Across the listing below, count the lines containing "time". Give nothing but the number.

• • • • • • •

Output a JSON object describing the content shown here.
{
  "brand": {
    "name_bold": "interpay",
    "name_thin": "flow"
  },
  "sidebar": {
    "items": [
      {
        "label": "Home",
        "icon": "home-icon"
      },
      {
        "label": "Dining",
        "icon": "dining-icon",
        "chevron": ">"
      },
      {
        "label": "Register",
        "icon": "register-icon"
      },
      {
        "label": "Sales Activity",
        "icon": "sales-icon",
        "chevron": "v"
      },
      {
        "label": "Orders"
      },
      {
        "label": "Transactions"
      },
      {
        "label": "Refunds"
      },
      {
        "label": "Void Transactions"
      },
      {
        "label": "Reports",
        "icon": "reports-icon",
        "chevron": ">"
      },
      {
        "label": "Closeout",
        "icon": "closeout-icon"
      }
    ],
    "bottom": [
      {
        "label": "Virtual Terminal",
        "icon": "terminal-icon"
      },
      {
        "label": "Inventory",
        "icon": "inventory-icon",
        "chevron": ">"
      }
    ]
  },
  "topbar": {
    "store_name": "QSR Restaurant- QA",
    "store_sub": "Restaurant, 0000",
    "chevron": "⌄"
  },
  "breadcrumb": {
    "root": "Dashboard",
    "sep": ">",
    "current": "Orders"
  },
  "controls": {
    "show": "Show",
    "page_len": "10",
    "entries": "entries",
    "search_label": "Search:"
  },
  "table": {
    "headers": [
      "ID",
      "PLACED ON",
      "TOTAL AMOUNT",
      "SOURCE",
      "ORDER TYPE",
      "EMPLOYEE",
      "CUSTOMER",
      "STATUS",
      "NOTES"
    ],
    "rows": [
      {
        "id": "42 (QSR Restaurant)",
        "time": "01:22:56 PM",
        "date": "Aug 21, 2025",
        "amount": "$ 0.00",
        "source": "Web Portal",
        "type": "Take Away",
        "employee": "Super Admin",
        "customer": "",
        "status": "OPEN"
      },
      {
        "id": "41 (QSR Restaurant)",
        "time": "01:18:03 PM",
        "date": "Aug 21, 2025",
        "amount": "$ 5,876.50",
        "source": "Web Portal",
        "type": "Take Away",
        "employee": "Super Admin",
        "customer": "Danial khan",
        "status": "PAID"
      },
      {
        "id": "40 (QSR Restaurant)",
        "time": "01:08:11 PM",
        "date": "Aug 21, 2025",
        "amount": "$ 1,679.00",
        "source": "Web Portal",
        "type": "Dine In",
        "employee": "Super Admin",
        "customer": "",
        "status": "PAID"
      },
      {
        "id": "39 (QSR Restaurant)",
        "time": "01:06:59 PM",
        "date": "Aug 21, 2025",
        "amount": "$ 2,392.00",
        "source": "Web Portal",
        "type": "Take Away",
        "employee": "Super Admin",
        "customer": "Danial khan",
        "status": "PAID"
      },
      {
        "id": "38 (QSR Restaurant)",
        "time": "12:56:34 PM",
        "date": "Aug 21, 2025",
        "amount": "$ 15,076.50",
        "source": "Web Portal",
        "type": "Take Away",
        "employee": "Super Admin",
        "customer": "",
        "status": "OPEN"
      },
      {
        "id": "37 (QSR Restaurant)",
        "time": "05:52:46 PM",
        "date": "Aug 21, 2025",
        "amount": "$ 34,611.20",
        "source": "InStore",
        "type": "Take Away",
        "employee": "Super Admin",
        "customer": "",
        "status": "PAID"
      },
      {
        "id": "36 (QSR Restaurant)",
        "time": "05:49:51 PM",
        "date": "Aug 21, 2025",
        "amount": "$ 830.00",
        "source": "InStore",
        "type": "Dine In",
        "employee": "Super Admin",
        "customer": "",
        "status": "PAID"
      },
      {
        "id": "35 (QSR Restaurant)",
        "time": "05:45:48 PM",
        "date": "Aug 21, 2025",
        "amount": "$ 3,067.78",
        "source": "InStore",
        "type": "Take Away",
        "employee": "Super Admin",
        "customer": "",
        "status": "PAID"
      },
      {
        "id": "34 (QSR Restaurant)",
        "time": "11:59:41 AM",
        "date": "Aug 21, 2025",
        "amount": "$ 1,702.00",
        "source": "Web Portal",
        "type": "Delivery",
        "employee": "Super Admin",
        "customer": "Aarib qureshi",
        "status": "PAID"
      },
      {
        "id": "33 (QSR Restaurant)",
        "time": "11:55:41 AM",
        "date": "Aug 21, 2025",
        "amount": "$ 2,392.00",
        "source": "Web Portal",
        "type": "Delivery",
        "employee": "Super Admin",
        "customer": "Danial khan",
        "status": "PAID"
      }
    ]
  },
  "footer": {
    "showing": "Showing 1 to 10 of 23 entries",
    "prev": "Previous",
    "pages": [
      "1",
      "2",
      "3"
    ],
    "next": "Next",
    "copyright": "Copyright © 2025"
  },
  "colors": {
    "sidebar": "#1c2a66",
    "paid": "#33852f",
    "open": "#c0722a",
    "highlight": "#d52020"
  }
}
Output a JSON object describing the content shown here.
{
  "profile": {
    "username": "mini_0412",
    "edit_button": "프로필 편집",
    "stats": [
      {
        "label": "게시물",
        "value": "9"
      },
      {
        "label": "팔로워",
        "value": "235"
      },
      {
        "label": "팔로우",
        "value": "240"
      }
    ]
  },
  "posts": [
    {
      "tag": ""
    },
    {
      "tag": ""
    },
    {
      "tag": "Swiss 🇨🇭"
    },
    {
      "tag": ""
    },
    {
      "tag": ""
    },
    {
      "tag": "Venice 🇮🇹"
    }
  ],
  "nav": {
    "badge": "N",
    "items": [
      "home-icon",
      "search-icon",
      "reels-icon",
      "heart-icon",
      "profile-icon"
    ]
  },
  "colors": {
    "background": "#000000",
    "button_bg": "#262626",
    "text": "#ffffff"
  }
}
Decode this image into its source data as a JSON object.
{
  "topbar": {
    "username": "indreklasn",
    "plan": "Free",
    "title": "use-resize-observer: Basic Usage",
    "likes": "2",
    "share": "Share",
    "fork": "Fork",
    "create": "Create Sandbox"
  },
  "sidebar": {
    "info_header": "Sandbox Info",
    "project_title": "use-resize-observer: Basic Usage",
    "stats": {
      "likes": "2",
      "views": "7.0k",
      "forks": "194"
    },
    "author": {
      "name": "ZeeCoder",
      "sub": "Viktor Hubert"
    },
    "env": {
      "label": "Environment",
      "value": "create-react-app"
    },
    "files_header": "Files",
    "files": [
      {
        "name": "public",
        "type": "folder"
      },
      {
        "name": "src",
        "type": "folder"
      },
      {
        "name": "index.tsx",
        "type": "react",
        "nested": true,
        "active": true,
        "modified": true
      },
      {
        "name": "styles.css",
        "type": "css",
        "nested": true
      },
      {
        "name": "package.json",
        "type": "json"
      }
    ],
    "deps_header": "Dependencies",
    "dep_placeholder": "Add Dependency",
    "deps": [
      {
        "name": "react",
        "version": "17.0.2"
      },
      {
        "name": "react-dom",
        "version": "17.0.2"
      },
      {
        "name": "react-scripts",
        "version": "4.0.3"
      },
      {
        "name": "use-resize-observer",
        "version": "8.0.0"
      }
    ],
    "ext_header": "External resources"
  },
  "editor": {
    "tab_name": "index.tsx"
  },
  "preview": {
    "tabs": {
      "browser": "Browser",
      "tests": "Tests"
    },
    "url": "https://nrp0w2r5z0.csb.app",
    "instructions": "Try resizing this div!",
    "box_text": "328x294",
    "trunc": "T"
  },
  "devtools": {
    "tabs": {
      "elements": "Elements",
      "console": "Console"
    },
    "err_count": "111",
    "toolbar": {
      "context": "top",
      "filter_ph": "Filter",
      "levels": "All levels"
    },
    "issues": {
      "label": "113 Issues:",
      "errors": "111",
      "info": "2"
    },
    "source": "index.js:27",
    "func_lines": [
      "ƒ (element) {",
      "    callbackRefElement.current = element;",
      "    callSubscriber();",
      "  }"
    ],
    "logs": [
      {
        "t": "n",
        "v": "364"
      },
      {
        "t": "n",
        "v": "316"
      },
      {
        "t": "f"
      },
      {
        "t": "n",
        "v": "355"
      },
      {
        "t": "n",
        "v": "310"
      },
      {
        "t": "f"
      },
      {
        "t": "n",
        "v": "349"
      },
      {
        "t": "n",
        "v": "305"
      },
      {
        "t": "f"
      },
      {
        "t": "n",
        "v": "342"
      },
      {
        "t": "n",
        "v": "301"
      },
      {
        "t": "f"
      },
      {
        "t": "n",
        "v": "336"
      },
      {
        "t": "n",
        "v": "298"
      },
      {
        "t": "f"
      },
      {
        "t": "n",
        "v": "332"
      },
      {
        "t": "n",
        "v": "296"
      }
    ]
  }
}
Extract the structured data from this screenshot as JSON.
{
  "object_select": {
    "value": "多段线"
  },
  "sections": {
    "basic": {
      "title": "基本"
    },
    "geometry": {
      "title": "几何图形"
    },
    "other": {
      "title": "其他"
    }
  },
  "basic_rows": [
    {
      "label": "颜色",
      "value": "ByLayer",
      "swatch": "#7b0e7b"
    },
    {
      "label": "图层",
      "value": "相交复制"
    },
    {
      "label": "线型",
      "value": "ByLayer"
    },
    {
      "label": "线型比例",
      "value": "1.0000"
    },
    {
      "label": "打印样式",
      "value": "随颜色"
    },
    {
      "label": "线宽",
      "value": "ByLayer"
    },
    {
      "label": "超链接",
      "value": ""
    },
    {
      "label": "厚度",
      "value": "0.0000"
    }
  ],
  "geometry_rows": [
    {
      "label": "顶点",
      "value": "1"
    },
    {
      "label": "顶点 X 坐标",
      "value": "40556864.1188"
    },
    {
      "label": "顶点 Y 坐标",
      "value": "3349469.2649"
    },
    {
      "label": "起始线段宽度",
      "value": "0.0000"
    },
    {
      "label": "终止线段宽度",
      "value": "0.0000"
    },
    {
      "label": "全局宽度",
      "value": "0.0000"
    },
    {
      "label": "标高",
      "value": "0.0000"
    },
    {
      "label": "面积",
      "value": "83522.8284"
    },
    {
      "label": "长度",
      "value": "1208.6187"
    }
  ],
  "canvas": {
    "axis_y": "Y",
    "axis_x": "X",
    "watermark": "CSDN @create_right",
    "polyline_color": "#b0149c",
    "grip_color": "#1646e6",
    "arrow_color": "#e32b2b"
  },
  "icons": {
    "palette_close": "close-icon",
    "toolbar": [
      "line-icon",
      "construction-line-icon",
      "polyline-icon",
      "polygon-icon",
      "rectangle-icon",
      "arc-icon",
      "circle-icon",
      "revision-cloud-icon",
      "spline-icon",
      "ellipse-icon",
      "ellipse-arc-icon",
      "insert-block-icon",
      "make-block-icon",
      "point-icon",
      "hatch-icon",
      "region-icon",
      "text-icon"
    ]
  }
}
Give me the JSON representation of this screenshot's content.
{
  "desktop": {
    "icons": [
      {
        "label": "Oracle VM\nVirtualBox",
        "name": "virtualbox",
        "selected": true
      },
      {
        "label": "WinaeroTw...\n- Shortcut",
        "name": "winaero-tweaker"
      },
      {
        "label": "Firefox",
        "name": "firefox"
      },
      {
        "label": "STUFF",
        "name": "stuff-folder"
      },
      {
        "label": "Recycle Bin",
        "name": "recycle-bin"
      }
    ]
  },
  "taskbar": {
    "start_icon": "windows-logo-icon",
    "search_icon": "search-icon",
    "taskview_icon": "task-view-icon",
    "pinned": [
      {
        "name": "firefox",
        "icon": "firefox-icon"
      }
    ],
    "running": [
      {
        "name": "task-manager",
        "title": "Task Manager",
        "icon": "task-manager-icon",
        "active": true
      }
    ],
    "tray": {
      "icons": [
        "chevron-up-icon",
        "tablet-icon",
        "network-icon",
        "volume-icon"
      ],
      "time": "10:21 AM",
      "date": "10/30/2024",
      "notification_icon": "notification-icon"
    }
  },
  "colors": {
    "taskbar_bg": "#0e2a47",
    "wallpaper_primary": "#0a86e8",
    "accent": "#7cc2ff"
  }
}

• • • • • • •

- [OUTPUT FOR THIS EXERCISE]:
11